This is another episode where Whedon yet again pushes the boundaries of the TV show. What if every crazy, unbelievable, vampire or monster or witch related event that has happened throughout Buffy was actually a hallucination taking place in Buffy’s head? What if there is no such thing as vampires or Slayers or monsters, and instead, Buffy has been in a mental hospital the whole time. In this episode, Buffy is poisoned and starts to hallucinate an alternate reality where for the past six years, and the past six seasons, she has been living in a mental hospital. Or, perhaps she has been hallucinating the Buffyverse as we know it all along and she really is in a mental hospital. As the episode falls and jumps between each reality, we are never presented with certainty either way, and, as Whedon says, ‘if the viewer wants, the entire series takes place in the mind of a lunatic locked up somewhere in Los Angeles.’[iv]
|Alternative reality: Buffy in a mental hospital|
Chosen, Season 7 Episode 22
With the final episode of Buffy Whedon takes us back to its beginning, and back to the heart of the show: empowered girls and women who can and will fight back. This episode is not so much about one girl, the Slayer, the Chosen One, as it is about relationships, friendships, and community. It is up to Buffy, the Scooby gang, and a group of potential Slayers, along with Spike, to stop the approaching apocalypse brought on by The Big Bad of the season: the First Evil. The First is using a group of creepy monks called the Bringers and the Turok-Hand – Ubervamps who are ridiculously strong and definitely not sexy in any way – and where else would you choose to start the apocalypse but the Hellmouth conveniently located under Sunnydale High. Angel returns as well to offer his help, providing plenty of hilarious Angel/Spike jealousy. Not only is this a great episode, but it is a great show finale.

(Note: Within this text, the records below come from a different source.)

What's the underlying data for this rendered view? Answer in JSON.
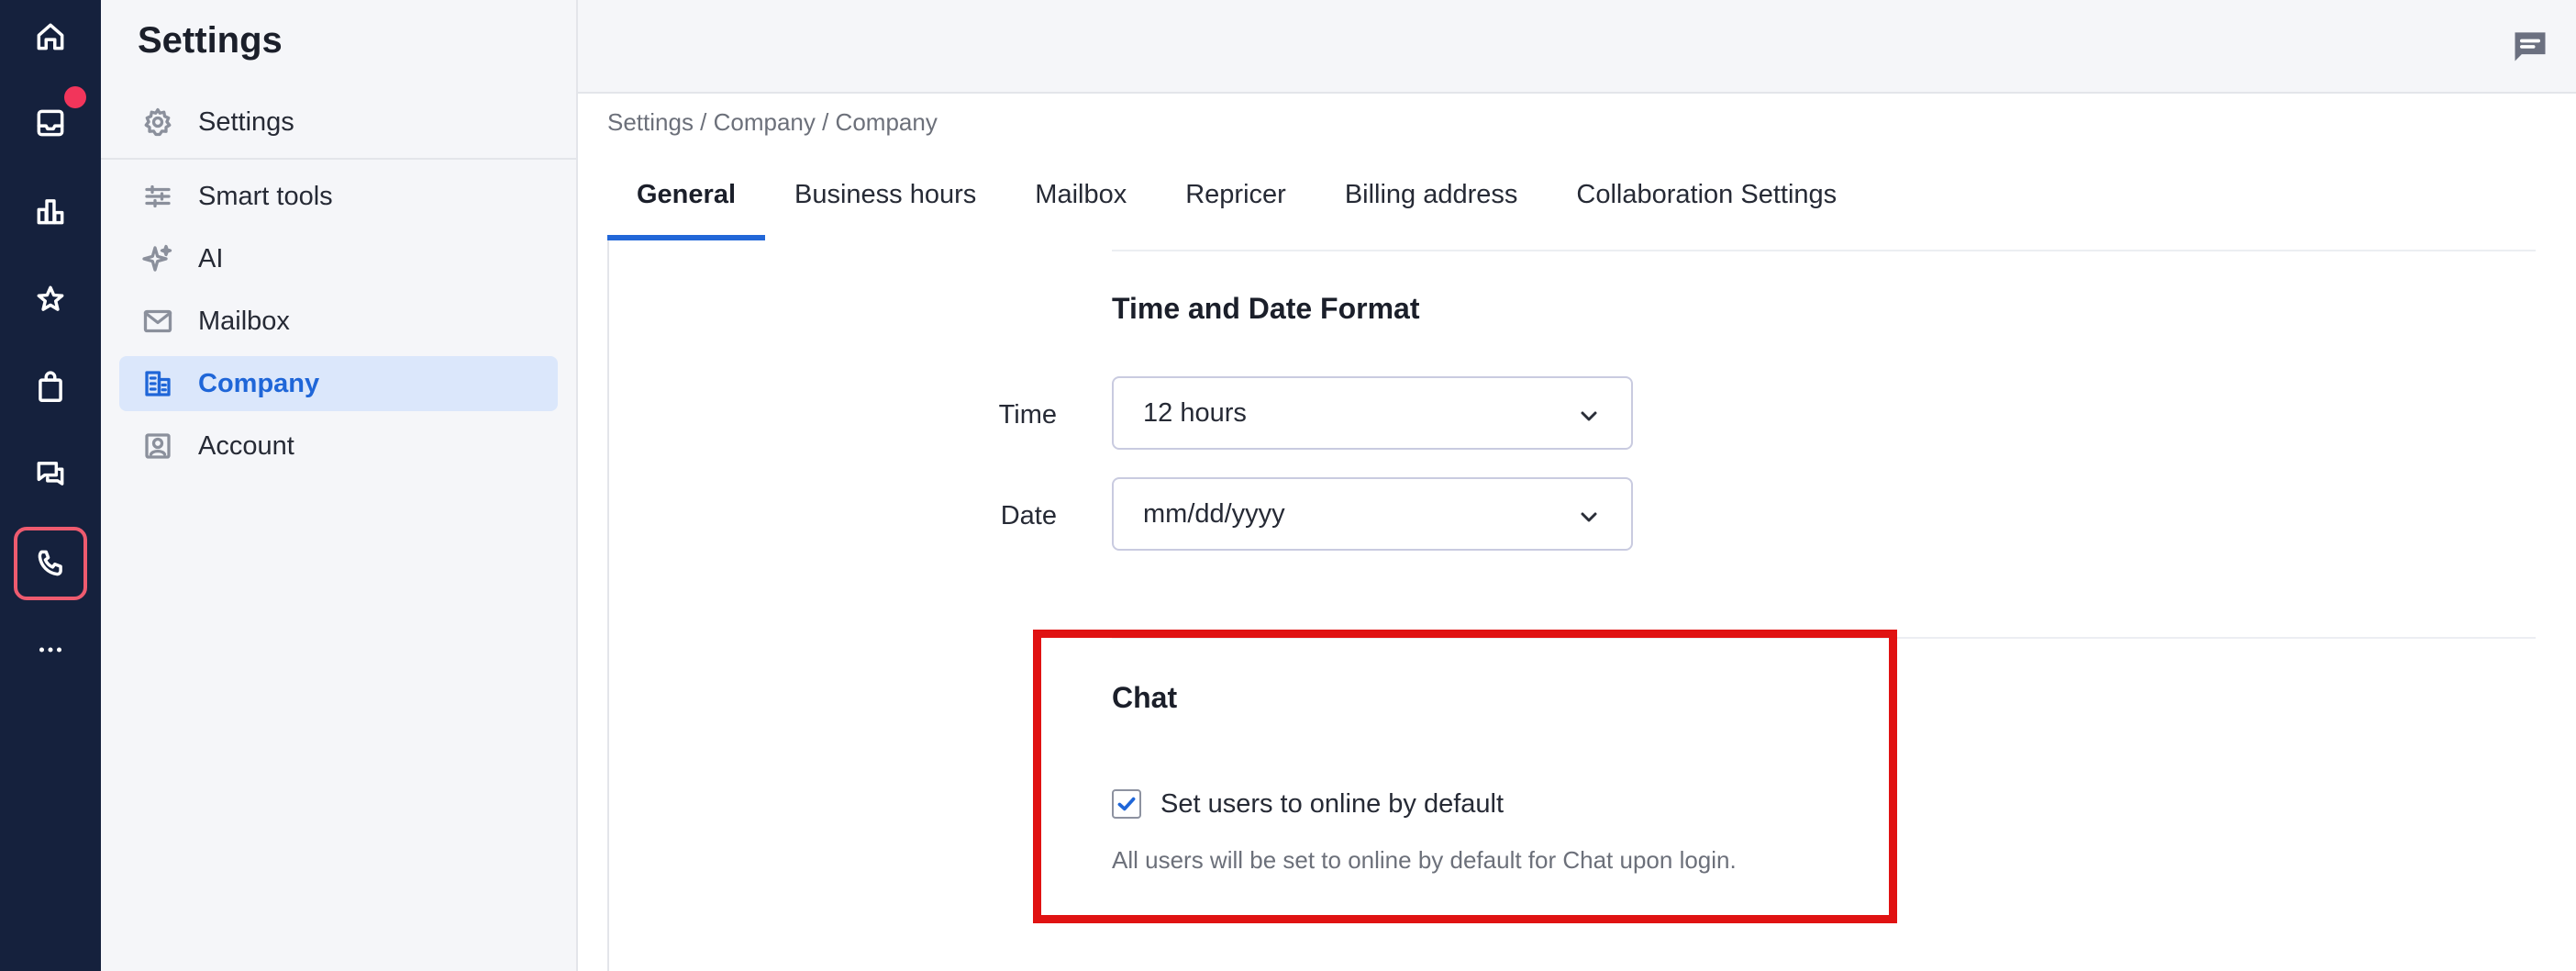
{
  "rail": {
    "items": [
      {
        "name": "home-icon"
      },
      {
        "name": "inbox-icon"
      },
      {
        "name": "reports-icon"
      },
      {
        "name": "star-icon"
      },
      {
        "name": "shopping-bag-icon"
      },
      {
        "name": "conversations-icon"
      },
      {
        "name": "phone-icon"
      },
      {
        "name": "more-icon"
      }
    ],
    "badge_color": "#f2355b"
  },
  "sidebar": {
    "title": "Settings",
    "items": [
      {
        "label": "Settings",
        "icon": "gear-icon"
      },
      {
        "label": "Smart tools",
        "icon": "sliders-icon"
      },
      {
        "label": "AI",
        "icon": "sparkle-icon"
      },
      {
        "label": "Mailbox",
        "icon": "mail-icon"
      },
      {
        "label": "Company",
        "icon": "building-icon",
        "active": true
      },
      {
        "label": "Account",
        "icon": "account-icon"
      }
    ]
  },
  "header": {
    "breadcrumb": "Settings / Company / Company",
    "tabs": [
      {
        "label": "General",
        "active": true
      },
      {
        "label": "Business hours"
      },
      {
        "label": "Mailbox"
      },
      {
        "label": "Repricer"
      },
      {
        "label": "Billing address"
      },
      {
        "label": "Collaboration Settings"
      }
    ]
  },
  "time_date": {
    "title": "Time and Date Format",
    "time_label": "Time",
    "time_value": "12 hours",
    "date_label": "Date",
    "date_value": "mm/dd/yyyy"
  },
  "chat": {
    "title": "Chat",
    "checkbox_label": "Set users to online by default",
    "checked": true,
    "helper": "All users will be set to online by default for Chat upon login."
  },
  "colors": {
    "accent": "#1f66d8",
    "rail_bg": "#15213d",
    "highlight": "#e01212"
  }
}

|'Where do we go from here?'|
Do you agree with our list? Are there any episodes you think we have missed? Or do you have your own favourite that you want to share? Let us know what you think in the comments below or on Facebook or Twitter.
Mary 'Slayer' Going is a PhD Researcher at the University of Sheffield and member of Sheffield Gothic. her research focuses on representations of Jewish figures in Romantic and Gothic fiction. She is our vampiric expert, especially when it comes to Buffy.
[i] Disclaimer: these are not necessarily my favourite episodes, which involve a lot more Spike including Pangs, season 4, episode 8, Something Blue, season 4 episode 9, and Tabula Rasa, season 6, episode 8. #TeamSpike
[ii] Buffy the Vampire Slayer: The Complete Fourth Season; "Hush" Featurette. [DVD]. 20th Century Fox.
[iii] Whedon, Joss (2008). Buffy the Vampire Slayer: The Complete Fifth Season; DVD commentary for the episode "The Body". [DVD]. 20th Century Fox.
[iv] "10 Questions for Joss Whedon". New York Times. May 16, 2003.